does not reside in the same sector as the inertial vacuum. They cannot
coherently superpose! They can only participate in incoherent
superpositions.

Thus, superselection enters directly into the core of quantum theory.
The fluctuation of the vierbein field leads to an effective mean time
to superselection or (as Penrose put it, as mean time to "objective
wavefunction reduction"). Penrose's "objective reduction" is just a
fancy way of saying "gravitationally induced superselection".

Thus, the vierbein field can no more be quantized as a bona fide
quantum field, than phonons in a solid can be. They enter the picture
as quasi-particle modes.

This not only buttresses the conclusion Jacobson posed in his 1995
paper, but fall right into the came of Sardanashvily's "gauge
gravitation" formalism .. which also brings us full circle, since this
formulation is set squarely in the language of the covariant
Hamiltonian approach.

Sardanashvily adds in an extra point that had been little noted. The
vierbein is associated with the fermion field. It is the affine part
of the gauge field, while the connection coefficients are the spin or
curvature part.

However, the fermion field does not transform under the full local
GL(4) symmetry group of the manifold. It selects out an inertial frame
-- namely, the vierbein field itself. It only transforms locally under
SO(3,1). The broken symmetry GL(4) -> SO(3,1) yields 10 Higgs-like
modes that are none other than the 10 components of the metric. These
parametrize between the different vacuum sectors. Each sector being a
separate state-space that cannot coherently superpose with the states
of any other sector.

In other words, the vierbein field is essentially classical and can
only be quantized as quasi-particle modes.

In the process of uncovering this revelation one also sees a golden
path laid out to one of the major issues of quantum theory: how do
coherent superpositions undergo the effective "superselection"
associated with measurements, aka "wave function collapses"?

How is playing the role of the handmaiden of all superselection?

Sardanashvily calls the "fermion complex" Each separate "setting" of
the vierbein defines a subset of possible fermion fields that reside
in the sector associated with the field. But different vierbeins give
you different sets, and the fermion fields that reside in different
sectors cannot superpose coherently.

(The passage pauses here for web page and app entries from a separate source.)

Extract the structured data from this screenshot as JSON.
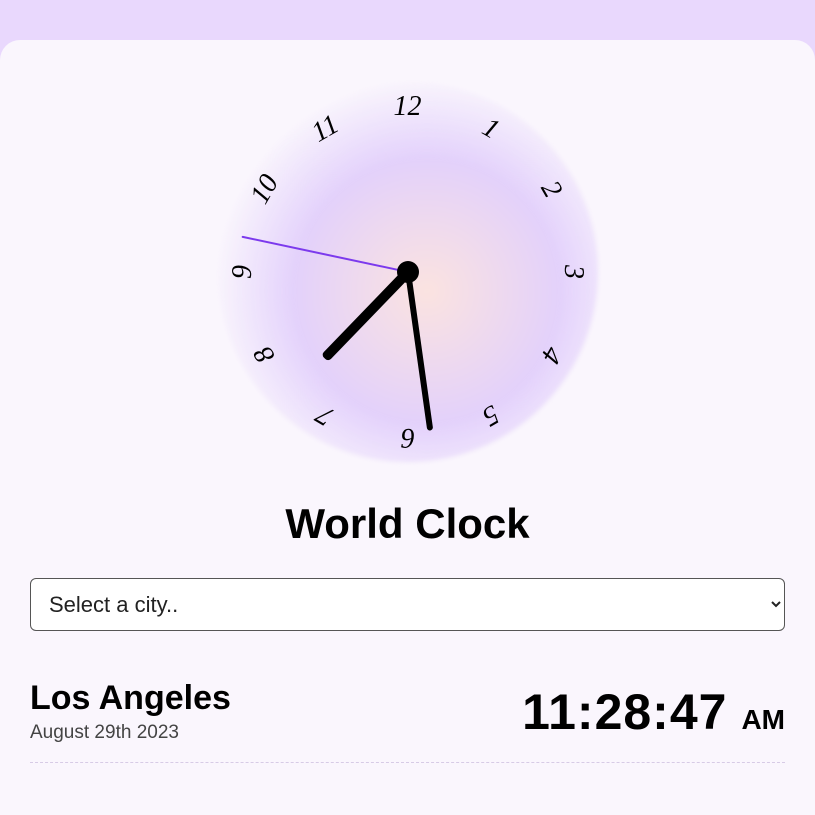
{
  "title": "World Clock",
  "select_placeholder": "Select a city..",
  "city": "Los Angeles",
  "date": "August 29th 2023",
  "time": "11:28:47",
  "ampm": "AM",
  "clock": {
    "hours": 11,
    "minutes": 28,
    "seconds": 47,
    "hour_angle": 224,
    "minute_angle": 172,
    "second_angle": 282
  },
  "numerals": [
    "12",
    "1",
    "2",
    "3",
    "4",
    "5",
    "6",
    "7",
    "8",
    "9",
    "10",
    "11"
  ]
}
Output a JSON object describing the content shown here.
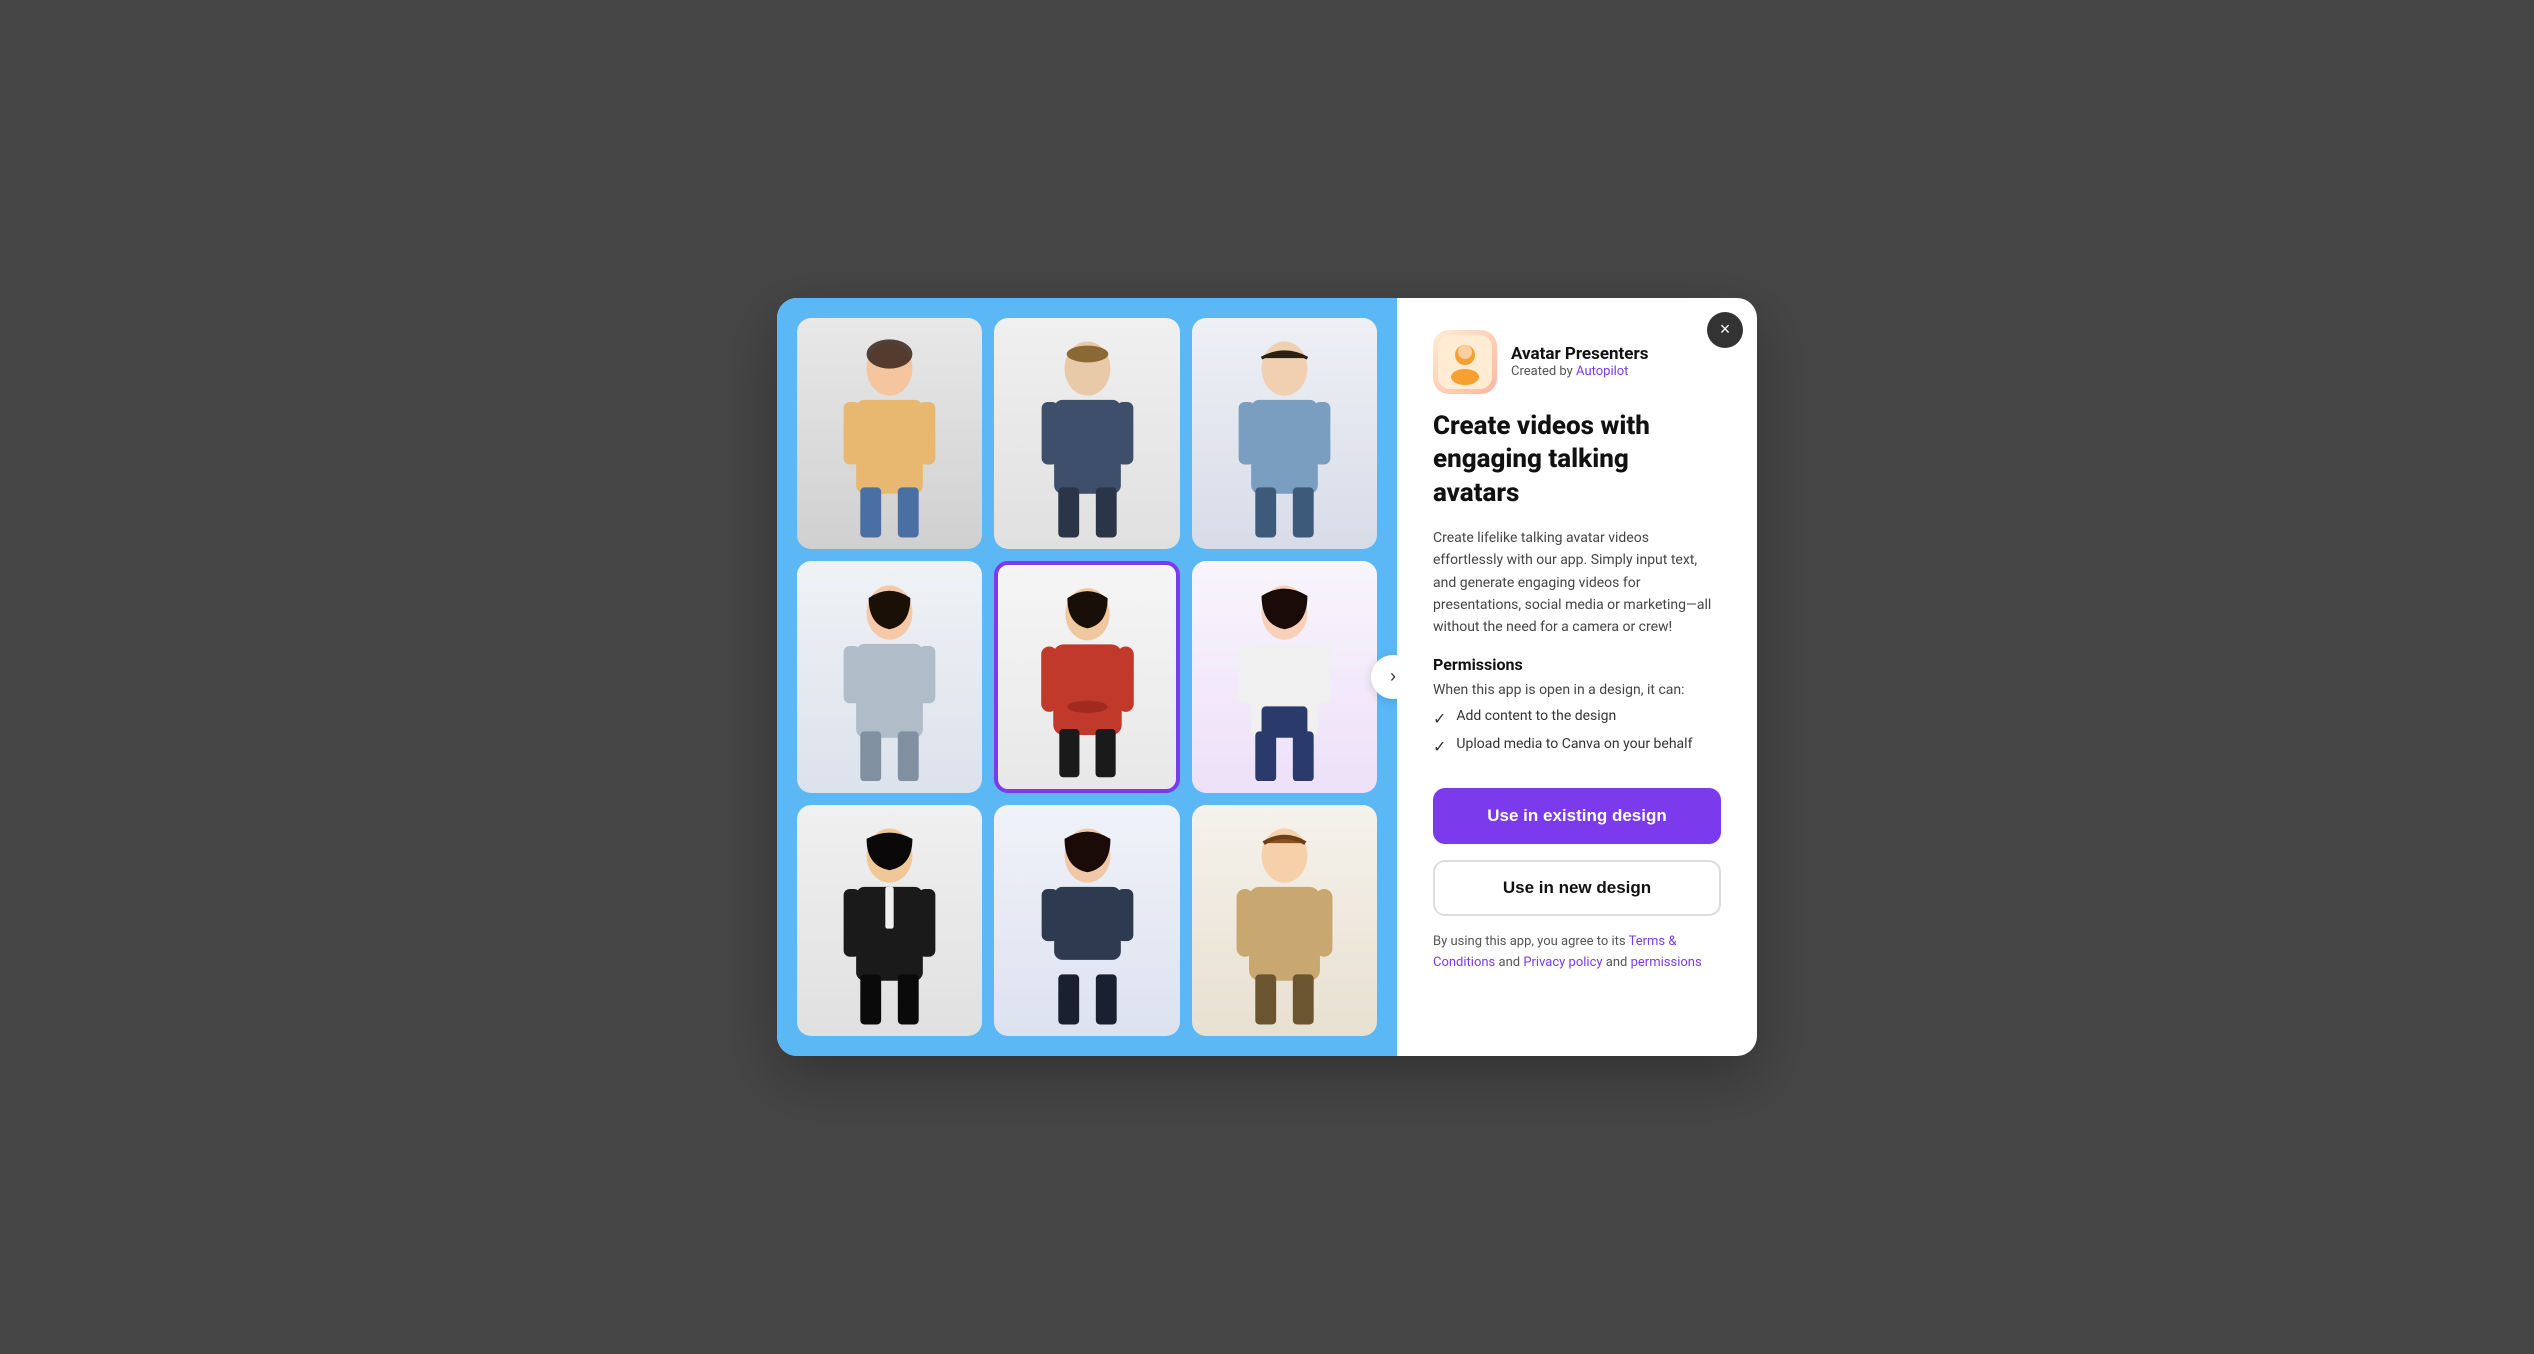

One way this may enter quantum field theory is directly into S-matrix
theory. There may be a superselection on particle number between
Feynman different diagrams that have different external legs.

I'm not entirely sure, but I think that it's a hidden or tacit